------ DATA RECORDS

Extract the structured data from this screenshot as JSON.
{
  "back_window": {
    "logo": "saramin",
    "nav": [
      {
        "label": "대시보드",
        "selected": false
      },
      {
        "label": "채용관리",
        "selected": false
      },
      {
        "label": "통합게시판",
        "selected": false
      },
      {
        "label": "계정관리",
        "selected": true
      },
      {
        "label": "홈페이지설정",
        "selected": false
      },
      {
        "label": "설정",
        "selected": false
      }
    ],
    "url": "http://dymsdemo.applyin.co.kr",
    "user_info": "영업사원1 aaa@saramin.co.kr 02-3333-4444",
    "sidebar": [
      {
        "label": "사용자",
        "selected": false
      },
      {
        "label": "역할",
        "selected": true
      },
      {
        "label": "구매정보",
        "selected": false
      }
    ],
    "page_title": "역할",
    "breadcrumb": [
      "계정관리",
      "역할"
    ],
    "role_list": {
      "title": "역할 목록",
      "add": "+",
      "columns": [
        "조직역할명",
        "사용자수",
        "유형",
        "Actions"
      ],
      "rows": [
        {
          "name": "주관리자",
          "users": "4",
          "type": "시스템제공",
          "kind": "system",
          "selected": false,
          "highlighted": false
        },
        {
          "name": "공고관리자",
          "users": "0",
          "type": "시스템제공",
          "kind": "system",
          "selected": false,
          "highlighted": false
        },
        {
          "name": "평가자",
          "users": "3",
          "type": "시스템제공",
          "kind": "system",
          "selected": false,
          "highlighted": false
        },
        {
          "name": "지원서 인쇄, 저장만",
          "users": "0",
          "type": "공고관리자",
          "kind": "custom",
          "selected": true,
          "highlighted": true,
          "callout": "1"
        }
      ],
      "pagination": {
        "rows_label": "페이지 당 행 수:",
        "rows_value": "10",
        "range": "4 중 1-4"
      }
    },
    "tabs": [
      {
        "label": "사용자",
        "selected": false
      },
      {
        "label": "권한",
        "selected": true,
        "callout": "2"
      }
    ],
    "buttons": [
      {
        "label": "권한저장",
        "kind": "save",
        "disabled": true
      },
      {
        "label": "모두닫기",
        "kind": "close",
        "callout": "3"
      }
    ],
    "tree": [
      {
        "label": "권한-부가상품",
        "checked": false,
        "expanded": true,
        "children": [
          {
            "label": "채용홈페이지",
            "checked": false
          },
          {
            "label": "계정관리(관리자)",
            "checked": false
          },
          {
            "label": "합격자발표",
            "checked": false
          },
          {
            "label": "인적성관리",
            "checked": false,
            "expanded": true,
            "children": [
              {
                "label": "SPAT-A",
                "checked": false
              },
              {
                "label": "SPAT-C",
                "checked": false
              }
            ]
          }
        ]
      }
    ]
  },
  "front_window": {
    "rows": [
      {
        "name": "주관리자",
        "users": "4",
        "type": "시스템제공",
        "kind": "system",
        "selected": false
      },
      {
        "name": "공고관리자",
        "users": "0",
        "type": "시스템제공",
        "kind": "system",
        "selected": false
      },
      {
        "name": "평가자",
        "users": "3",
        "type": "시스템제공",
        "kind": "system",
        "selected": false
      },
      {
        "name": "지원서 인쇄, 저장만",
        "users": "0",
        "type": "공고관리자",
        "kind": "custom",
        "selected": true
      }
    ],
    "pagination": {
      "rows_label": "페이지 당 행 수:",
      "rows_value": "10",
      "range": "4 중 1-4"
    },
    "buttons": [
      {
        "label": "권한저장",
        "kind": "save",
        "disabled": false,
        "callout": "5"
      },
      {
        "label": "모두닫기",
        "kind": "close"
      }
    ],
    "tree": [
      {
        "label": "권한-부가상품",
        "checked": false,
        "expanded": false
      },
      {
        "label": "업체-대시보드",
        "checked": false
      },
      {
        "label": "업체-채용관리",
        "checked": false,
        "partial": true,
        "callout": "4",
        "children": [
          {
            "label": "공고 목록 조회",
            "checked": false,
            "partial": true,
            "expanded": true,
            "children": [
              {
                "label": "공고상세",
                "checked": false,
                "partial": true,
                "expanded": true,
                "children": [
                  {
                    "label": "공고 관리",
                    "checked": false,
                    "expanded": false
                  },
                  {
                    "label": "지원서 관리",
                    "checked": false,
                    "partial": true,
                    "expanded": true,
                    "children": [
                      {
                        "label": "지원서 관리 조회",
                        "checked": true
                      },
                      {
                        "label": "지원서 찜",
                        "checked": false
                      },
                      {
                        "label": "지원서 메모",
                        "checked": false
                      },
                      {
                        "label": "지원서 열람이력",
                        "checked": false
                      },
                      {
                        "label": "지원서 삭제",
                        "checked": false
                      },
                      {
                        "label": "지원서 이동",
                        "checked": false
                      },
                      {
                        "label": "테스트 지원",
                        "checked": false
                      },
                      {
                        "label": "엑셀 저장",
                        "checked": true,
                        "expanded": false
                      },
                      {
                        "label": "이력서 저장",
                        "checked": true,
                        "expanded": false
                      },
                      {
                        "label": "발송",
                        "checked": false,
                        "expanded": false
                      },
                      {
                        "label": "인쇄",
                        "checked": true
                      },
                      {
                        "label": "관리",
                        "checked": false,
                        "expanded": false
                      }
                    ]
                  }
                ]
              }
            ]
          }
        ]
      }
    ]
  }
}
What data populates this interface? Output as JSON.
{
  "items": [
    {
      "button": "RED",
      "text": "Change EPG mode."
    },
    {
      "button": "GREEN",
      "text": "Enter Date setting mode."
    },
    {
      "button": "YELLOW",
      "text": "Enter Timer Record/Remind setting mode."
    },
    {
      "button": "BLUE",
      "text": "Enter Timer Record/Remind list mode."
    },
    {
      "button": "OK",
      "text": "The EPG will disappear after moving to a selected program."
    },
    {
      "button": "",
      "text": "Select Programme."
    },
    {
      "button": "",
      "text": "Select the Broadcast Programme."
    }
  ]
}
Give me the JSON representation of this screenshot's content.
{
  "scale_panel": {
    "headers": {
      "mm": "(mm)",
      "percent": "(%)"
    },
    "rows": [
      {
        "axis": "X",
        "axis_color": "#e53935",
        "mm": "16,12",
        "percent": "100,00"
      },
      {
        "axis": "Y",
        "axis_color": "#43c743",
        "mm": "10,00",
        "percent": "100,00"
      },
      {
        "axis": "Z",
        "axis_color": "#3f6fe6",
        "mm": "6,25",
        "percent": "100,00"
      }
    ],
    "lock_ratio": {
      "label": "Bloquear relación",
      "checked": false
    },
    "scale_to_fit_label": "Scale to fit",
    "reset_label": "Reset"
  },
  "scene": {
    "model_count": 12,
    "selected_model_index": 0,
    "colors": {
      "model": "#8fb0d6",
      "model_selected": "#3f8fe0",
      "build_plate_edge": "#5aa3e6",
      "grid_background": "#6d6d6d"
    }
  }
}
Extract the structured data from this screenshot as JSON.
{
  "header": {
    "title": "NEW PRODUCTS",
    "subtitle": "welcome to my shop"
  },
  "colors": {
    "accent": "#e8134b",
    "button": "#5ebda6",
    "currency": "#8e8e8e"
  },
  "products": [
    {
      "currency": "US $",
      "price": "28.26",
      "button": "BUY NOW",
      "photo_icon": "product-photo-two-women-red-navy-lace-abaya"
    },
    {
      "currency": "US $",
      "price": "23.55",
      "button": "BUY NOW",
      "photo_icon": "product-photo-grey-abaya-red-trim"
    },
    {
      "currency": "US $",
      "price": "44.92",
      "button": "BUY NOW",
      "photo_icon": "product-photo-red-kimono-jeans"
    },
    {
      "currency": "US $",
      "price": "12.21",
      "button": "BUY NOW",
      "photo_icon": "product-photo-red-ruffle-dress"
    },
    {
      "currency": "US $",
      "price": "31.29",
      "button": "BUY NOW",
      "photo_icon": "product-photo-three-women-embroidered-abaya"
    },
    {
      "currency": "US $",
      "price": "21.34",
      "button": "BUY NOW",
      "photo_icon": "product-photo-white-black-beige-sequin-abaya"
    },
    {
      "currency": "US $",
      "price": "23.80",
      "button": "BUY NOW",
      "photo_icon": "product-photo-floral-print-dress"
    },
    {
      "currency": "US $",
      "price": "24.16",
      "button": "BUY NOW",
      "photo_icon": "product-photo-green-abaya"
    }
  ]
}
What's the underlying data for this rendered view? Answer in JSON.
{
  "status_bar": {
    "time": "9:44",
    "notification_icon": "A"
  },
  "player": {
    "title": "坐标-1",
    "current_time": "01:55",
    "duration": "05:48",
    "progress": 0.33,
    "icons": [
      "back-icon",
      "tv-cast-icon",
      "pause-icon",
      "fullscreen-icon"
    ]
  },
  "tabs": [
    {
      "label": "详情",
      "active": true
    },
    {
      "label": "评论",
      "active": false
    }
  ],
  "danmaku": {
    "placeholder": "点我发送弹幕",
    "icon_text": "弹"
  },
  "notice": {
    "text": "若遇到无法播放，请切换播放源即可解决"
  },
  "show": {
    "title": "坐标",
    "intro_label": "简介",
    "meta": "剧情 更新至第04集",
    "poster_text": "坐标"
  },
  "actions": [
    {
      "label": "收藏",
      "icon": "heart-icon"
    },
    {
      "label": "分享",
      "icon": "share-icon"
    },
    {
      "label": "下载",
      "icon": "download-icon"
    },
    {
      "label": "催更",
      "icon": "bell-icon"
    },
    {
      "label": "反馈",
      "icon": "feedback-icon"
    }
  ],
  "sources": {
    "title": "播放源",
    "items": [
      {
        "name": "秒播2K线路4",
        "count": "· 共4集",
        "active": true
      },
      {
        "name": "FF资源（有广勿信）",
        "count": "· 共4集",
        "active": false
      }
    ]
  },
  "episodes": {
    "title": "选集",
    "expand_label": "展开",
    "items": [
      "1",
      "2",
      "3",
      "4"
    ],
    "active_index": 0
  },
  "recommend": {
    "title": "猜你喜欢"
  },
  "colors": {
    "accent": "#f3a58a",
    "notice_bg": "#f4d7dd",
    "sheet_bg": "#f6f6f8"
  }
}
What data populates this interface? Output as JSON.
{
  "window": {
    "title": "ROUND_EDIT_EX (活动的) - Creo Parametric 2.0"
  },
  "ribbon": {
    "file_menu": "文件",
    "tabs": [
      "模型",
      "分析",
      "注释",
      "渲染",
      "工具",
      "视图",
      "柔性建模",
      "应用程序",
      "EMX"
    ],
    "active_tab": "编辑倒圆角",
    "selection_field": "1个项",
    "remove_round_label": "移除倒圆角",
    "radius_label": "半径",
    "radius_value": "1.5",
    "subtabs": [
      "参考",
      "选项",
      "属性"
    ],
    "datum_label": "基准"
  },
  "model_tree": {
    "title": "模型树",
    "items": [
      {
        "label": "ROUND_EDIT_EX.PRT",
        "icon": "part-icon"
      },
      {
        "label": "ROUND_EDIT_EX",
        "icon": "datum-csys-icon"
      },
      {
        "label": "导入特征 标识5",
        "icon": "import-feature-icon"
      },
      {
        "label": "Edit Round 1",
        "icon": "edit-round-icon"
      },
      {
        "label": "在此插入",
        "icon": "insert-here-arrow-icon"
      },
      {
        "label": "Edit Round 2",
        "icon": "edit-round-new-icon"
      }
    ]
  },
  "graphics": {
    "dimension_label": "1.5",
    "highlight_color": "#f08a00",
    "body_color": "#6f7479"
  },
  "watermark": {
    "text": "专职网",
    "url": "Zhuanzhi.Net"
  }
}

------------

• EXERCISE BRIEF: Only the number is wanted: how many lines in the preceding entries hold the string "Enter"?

• YOUR SOLUTION: 3